- Medicines may be given to decrease liver damage caused by an acetaminophen overdose. Antivirals help treat or prevent a viral infection. Antiviral medicine may also be given to control symptoms of a viral infection that cannot be cured. Steroids may be given to decrease inflammation. Medicines may be given to treat other health problems caused by acute liver failure. An example is medicine to decrease ammonia levels and treat encephalopathy.
- A liver transplant may be needed if your liver is badly damaged. All or part of your damaged liver is removed or replaced with a healthy liver from a donor.
Call 911 for any of the following:
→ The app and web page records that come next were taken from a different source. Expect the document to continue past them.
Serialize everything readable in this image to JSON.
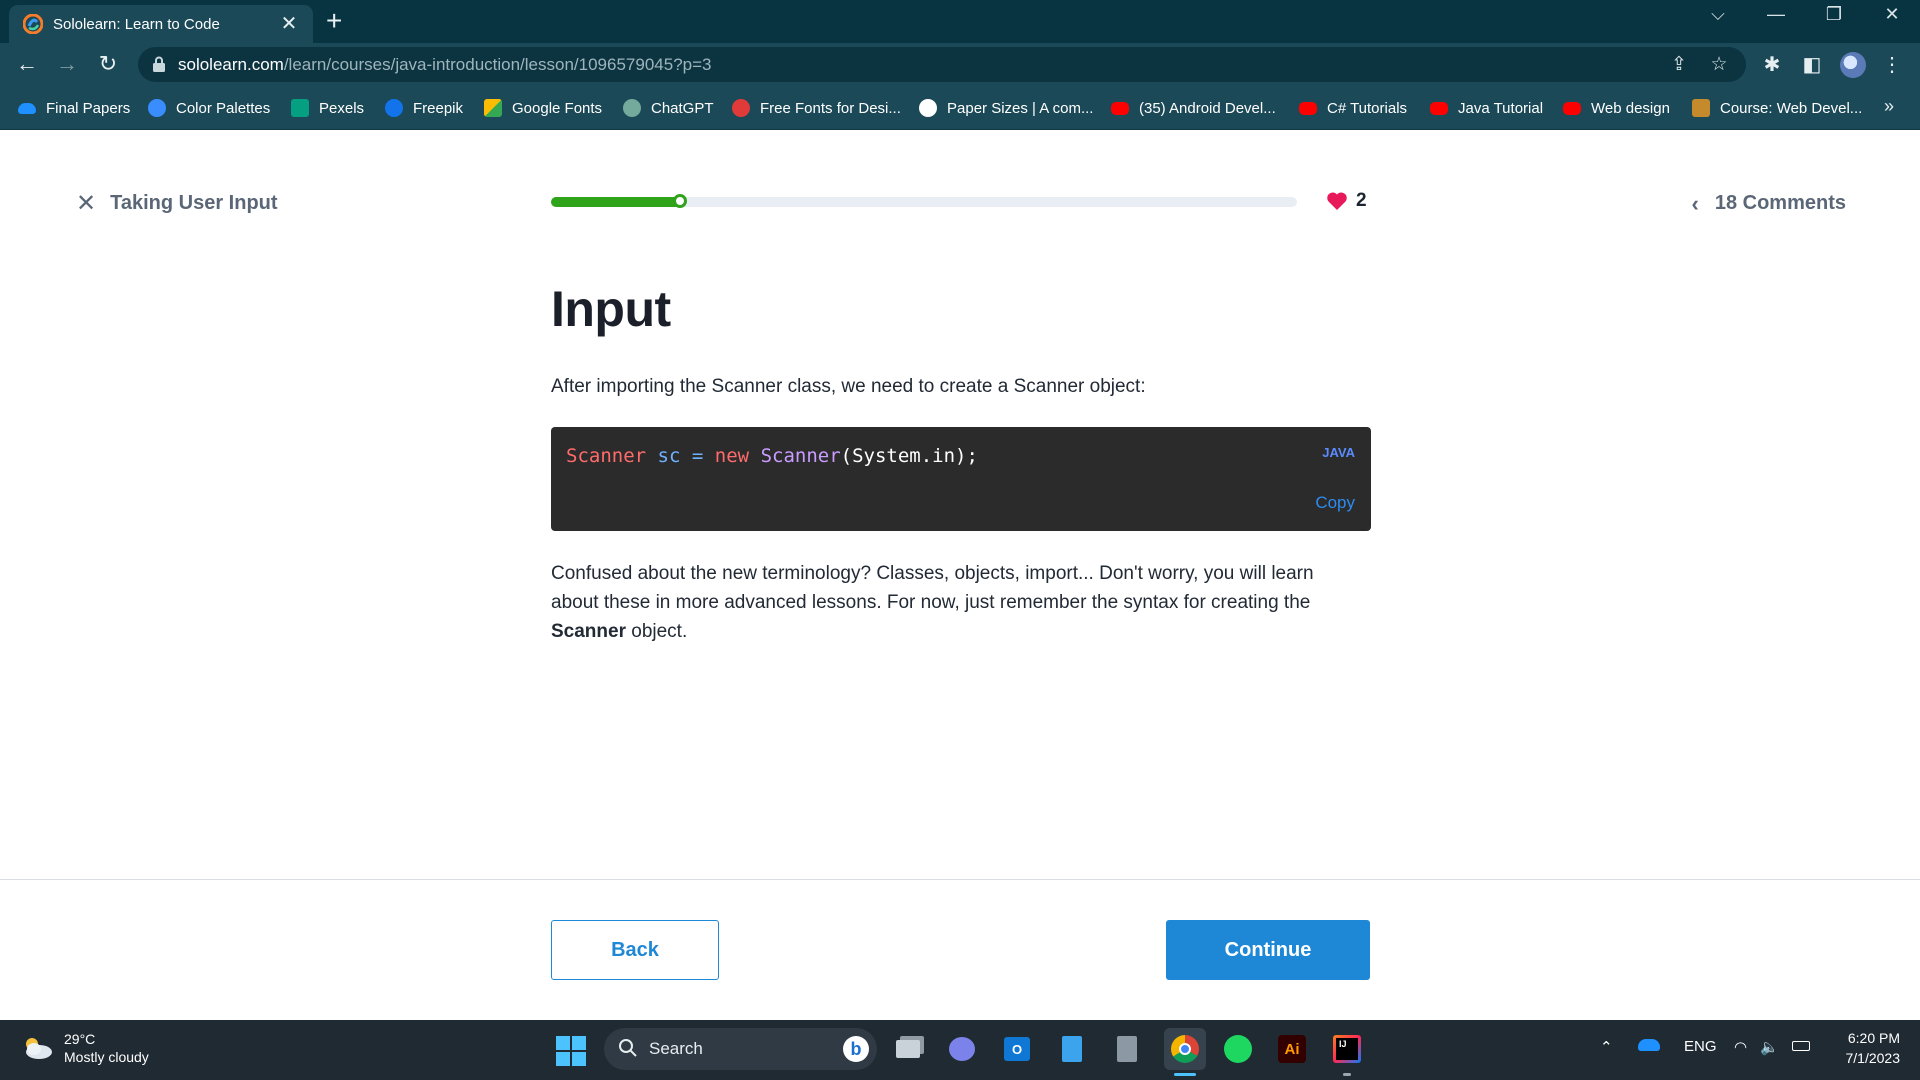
{
  "browser": {
    "tab_title": "Sololearn: Learn to Code",
    "url_host": "sololearn.com",
    "url_path": "/learn/courses/java-introduction/lesson/1096579045?p=3",
    "bookmarks": [
      {
        "label": "Final Papers",
        "icon": "onedrive-icon",
        "color": "#1e90ff"
      },
      {
        "label": "Color Palettes",
        "icon": "coolors-icon",
        "color": "#3a8dff"
      },
      {
        "label": "Pexels",
        "icon": "pexels-icon",
        "color": "#05a081"
      },
      {
        "label": "Freepik",
        "icon": "freepik-icon",
        "color": "#1273eb"
      },
      {
        "label": "Google Fonts",
        "icon": "google-fonts-icon",
        "color": "#fbbc04"
      },
      {
        "label": "ChatGPT",
        "icon": "chatgpt-icon",
        "color": "#74aa9c"
      },
      {
        "label": "Free Fonts for Desi...",
        "icon": "fonts-site-icon",
        "color": "#e03a3a"
      },
      {
        "label": "Paper Sizes | A com...",
        "icon": "paper-sizes-icon",
        "color": "#ffffff"
      },
      {
        "label": "(35) Android Devel...",
        "icon": "youtube-icon",
        "color": "#ff0000"
      },
      {
        "label": "C# Tutorials",
        "icon": "youtube-icon",
        "color": "#ff0000"
      },
      {
        "label": "Java Tutorial",
        "icon": "youtube-icon",
        "color": "#ff0000"
      },
      {
        "label": "Web design",
        "icon": "youtube-icon",
        "color": "#ff0000"
      },
      {
        "label": "Course: Web Devel...",
        "icon": "course-icon",
        "color": "#c48a2c"
      }
    ],
    "bookmarks_more": "»"
  },
  "lesson": {
    "back_to_label": "Taking User Input",
    "progress": 0.18,
    "hearts": "2",
    "comments_label": "18 Comments",
    "title": "Input",
    "intro": "After importing the Scanner class, we need to create a Scanner object:",
    "code": {
      "language": "JAVA",
      "copy_label": "Copy",
      "tokens": {
        "type": "Scanner",
        "var": "sc",
        "op": "=",
        "kw": "new",
        "cls": "Scanner",
        "rest": "(System.in);"
      }
    },
    "body_before": "Confused about the new terminology? Classes, objects, import... Don't worry, you will learn about these in more advanced lessons. For now, just remember the syntax for creating the ",
    "body_bold": "Scanner",
    "body_after": " object.",
    "back_button": "Back",
    "continue_button": "Continue"
  },
  "taskbar": {
    "temperature": "29°C",
    "condition": "Mostly cloudy",
    "search_label": "Search",
    "language": "ENG",
    "time": "6:20 PM",
    "date": "7/1/2023",
    "accent": "#4cc2ff"
  },
  "colors": {
    "brand_blue": "#1e88d6",
    "progress_green": "#2fa319",
    "heart_red": "#e8195a",
    "chrome_dark": "#083441"
  }
}
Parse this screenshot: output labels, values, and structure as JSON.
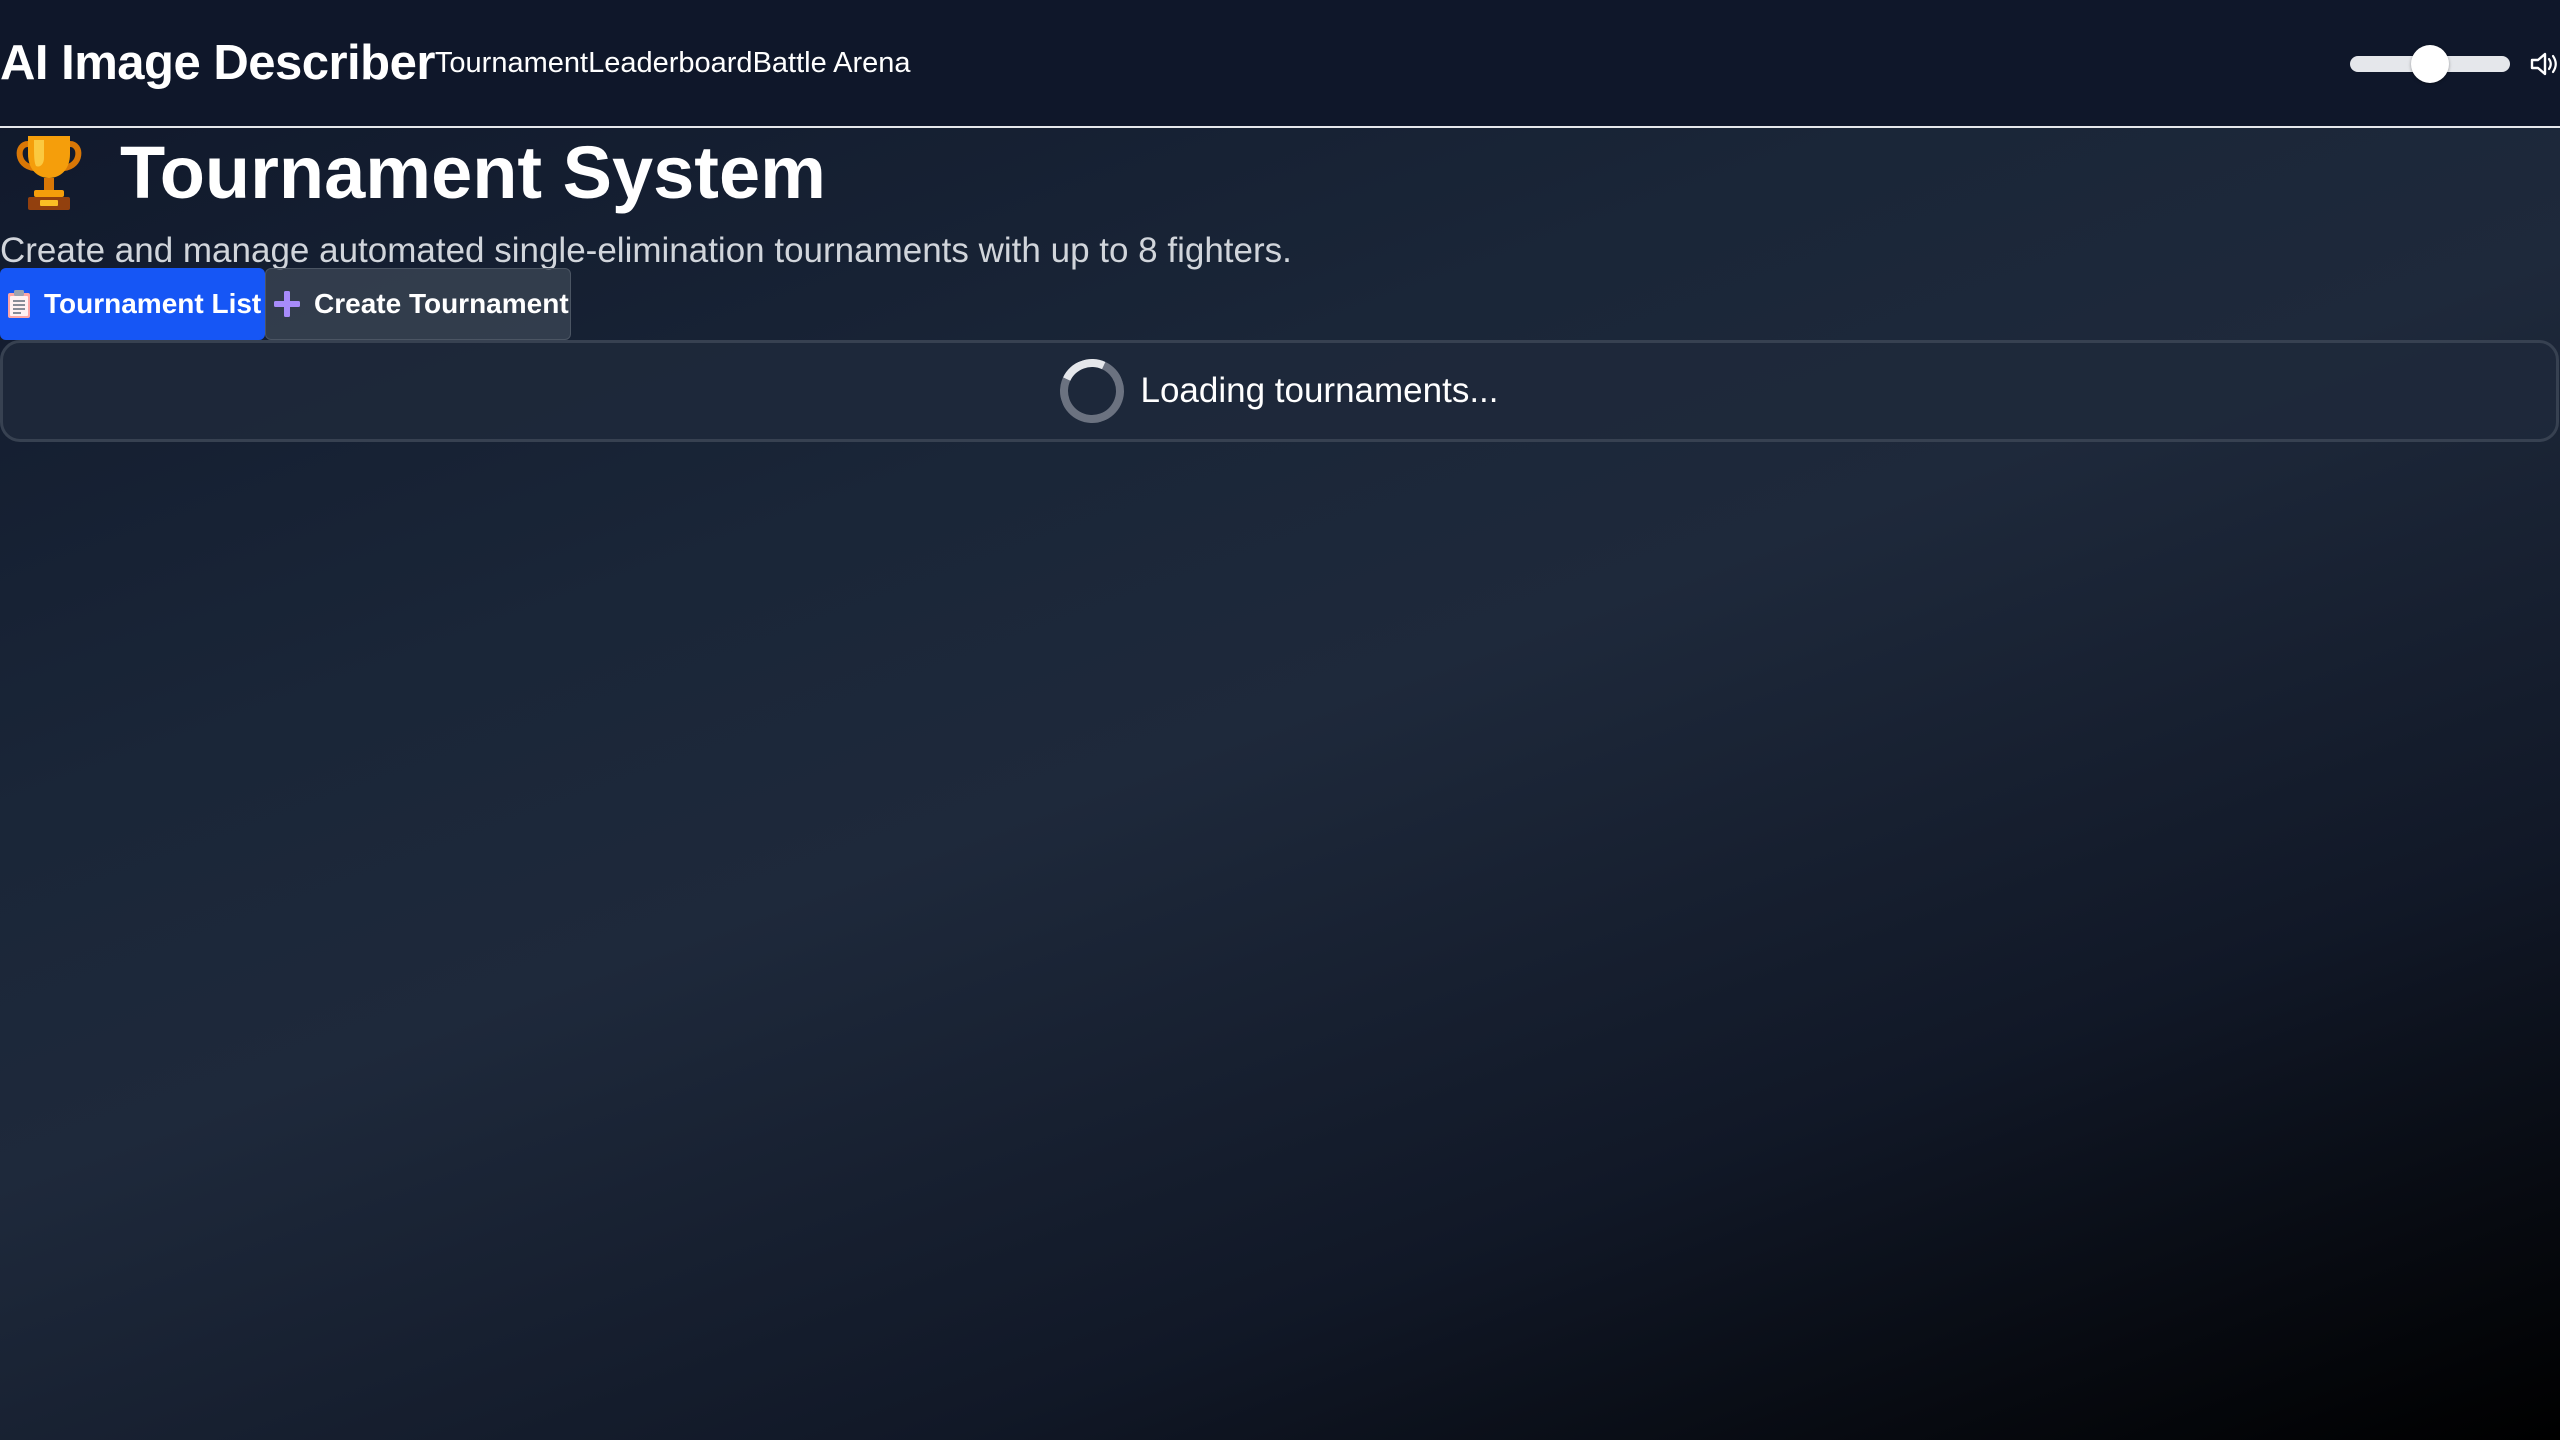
{
  "header": {
    "brand": "AI Image Describer",
    "nav": [
      {
        "label": "Tournament"
      },
      {
        "label": "Leaderboard"
      },
      {
        "label": "Battle Arena"
      }
    ],
    "volume_level": 0.5,
    "speaker_icon": "speaker-icon"
  },
  "hero": {
    "title": "Tournament System",
    "title_icon": "trophy-icon",
    "subtitle": "Create and manage automated single-elimination tournaments with up to 8 fighters."
  },
  "tabs": [
    {
      "label": "Tournament List",
      "icon": "clipboard-icon",
      "active": true
    },
    {
      "label": "Create Tournament",
      "icon": "plus-icon",
      "active": false
    }
  ],
  "status": {
    "loading_text": "Loading tournaments...",
    "icon": "spinner-icon"
  },
  "colors": {
    "accent": "#1656f5",
    "header_bg": "#0f172a",
    "panel_border": "#374151"
  }
}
- You have a seizure.
- You lose consciousness or cannot be woken.
- You have sudden shortness of breath.
When should I seek immediate care?
- You feel lightheaded or are too weak to stand.
- You have shaking, chills, and a high fever.
- You have trouble thinking clearly, or you are confused.
- You urinate less than usual, have dark urine, or stop urinating.
- You vomit blood.
- You have blood in your bowel movements.
- You have severe abdominal pain.
- Your heart is beating faster than usual.
When should I contact my healthcare provider?
- You bruise or bleed easily.
- You have new or worse swelling in your legs, ankles, or feet.
- Your symptoms come back after treatment.
- You have questions or concerns about your condition or care.
Care AgreementYou have the right to help plan your care. Learn about your health condition and how it may be treated. Discuss treatment options with your caregivers to decide what care you want to receive. You always have the right to refuse treatment. The above information is an educational aid only. It is not intended as medical advice for individual conditions or treatments. Talk to your doctor, nurse or pharmacist before following any medical regimen to see if it is safe and effective for you.
Always consult your healthcare provider to ensure the information displayed on this page applies to your personal circumstances.